## Exercise aim
If a line holds the word "Write", copy it from the entries.

══ Data for analysis

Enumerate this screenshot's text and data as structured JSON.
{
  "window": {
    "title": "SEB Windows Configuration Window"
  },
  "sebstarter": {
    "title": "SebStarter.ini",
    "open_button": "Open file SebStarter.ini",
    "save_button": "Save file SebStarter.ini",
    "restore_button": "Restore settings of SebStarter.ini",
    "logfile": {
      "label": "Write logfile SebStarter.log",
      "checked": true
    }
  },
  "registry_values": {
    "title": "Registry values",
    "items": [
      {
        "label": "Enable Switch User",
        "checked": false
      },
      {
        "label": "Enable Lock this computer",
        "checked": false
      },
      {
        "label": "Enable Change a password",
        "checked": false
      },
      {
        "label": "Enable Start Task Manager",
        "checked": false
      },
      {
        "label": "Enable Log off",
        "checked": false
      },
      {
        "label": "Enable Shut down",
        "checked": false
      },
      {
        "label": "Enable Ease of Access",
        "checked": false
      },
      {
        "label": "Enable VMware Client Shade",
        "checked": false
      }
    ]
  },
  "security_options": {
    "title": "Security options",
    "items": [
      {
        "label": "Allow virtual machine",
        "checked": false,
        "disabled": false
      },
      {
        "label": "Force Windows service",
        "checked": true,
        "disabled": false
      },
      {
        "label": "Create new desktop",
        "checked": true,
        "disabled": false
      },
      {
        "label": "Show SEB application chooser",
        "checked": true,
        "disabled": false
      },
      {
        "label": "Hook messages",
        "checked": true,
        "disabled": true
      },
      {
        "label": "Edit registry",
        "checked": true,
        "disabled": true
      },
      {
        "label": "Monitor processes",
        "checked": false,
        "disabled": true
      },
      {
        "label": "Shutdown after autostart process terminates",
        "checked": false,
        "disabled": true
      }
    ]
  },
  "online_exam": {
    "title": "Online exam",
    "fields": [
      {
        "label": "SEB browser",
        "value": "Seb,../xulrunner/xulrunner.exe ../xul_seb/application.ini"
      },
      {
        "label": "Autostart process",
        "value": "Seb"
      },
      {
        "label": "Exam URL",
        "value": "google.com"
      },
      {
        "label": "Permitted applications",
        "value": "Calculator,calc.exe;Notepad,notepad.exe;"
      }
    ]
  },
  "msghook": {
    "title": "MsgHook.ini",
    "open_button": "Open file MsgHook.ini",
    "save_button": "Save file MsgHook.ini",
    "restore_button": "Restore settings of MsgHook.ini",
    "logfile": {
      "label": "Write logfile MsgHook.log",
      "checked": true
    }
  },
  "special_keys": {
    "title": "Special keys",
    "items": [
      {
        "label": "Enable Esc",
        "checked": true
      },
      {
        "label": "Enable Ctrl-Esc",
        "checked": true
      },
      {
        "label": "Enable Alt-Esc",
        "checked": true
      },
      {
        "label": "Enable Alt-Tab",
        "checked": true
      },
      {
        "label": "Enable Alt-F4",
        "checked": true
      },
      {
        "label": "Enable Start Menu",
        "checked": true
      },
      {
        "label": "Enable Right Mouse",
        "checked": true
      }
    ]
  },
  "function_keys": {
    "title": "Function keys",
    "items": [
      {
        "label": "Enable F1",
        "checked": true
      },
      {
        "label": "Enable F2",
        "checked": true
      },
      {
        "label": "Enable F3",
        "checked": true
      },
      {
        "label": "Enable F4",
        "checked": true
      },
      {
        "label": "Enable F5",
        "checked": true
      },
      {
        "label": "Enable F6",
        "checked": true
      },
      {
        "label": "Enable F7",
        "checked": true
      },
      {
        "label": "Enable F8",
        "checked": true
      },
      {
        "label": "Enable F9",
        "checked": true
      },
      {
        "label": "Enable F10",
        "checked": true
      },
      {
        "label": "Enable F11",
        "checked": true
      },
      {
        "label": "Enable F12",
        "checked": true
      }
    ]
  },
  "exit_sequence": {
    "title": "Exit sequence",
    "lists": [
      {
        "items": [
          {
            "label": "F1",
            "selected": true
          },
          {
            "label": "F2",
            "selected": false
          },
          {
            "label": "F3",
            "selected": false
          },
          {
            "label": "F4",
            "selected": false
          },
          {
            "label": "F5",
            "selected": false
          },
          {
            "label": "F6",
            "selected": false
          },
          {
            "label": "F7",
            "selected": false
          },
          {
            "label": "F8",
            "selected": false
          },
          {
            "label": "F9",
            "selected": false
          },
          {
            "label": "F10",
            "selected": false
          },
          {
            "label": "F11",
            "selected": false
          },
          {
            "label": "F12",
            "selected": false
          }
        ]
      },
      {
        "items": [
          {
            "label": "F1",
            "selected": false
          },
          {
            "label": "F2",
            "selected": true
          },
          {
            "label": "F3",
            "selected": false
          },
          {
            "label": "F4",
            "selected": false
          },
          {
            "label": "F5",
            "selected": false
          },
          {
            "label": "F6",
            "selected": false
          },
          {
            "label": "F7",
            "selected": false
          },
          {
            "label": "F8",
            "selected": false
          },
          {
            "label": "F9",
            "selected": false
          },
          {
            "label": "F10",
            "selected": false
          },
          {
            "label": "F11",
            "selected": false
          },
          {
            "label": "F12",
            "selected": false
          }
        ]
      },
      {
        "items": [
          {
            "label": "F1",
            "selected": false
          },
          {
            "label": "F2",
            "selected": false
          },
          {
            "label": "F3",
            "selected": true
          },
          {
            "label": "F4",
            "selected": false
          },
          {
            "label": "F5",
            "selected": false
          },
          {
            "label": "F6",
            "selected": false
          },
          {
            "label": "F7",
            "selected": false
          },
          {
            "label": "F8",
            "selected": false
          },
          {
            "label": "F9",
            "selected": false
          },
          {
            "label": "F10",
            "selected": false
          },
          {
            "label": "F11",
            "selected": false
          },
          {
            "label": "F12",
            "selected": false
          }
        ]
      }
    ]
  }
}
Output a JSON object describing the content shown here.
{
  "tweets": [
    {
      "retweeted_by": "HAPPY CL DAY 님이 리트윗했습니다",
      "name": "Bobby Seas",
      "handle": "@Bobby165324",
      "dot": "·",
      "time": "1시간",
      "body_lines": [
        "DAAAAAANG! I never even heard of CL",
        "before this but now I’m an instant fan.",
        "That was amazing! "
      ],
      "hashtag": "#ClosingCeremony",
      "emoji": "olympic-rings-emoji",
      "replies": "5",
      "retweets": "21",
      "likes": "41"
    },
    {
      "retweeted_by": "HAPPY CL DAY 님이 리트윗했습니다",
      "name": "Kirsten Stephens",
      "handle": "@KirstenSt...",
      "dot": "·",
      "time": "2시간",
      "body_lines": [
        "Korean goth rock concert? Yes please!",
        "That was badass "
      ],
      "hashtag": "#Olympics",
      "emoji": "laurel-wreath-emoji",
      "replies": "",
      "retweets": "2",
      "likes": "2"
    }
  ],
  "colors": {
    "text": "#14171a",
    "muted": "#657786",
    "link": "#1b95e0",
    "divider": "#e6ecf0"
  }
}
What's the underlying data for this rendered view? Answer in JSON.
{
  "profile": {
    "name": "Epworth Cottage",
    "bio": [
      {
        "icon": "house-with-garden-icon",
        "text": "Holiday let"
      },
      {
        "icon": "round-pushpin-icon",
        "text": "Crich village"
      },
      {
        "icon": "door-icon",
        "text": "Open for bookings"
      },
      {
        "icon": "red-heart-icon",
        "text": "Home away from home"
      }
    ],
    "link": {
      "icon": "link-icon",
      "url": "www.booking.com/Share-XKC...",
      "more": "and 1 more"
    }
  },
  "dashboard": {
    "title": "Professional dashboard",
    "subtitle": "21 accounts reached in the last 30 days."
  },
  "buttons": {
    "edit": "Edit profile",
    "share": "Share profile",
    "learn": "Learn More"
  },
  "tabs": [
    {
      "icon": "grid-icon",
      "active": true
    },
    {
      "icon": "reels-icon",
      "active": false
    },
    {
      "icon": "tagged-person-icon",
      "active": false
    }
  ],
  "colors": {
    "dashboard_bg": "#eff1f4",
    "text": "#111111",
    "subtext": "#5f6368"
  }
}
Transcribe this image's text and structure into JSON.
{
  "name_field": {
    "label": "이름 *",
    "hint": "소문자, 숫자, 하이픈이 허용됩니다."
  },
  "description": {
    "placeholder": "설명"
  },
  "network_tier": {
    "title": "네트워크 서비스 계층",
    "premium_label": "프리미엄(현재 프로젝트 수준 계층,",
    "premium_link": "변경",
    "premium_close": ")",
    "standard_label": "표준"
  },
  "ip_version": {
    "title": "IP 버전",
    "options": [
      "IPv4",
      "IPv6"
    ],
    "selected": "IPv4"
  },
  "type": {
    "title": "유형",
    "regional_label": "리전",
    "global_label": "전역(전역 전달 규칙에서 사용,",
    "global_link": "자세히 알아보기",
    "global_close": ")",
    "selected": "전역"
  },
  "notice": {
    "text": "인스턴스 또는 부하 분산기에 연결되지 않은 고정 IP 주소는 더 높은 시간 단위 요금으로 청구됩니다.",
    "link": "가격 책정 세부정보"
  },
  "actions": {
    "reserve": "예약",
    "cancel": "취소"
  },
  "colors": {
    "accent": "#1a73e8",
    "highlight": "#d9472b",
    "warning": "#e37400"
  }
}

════

## Task result
      "label": "Write logfile SebStarter.log",
      "label": "Write logfile MsgHook.log",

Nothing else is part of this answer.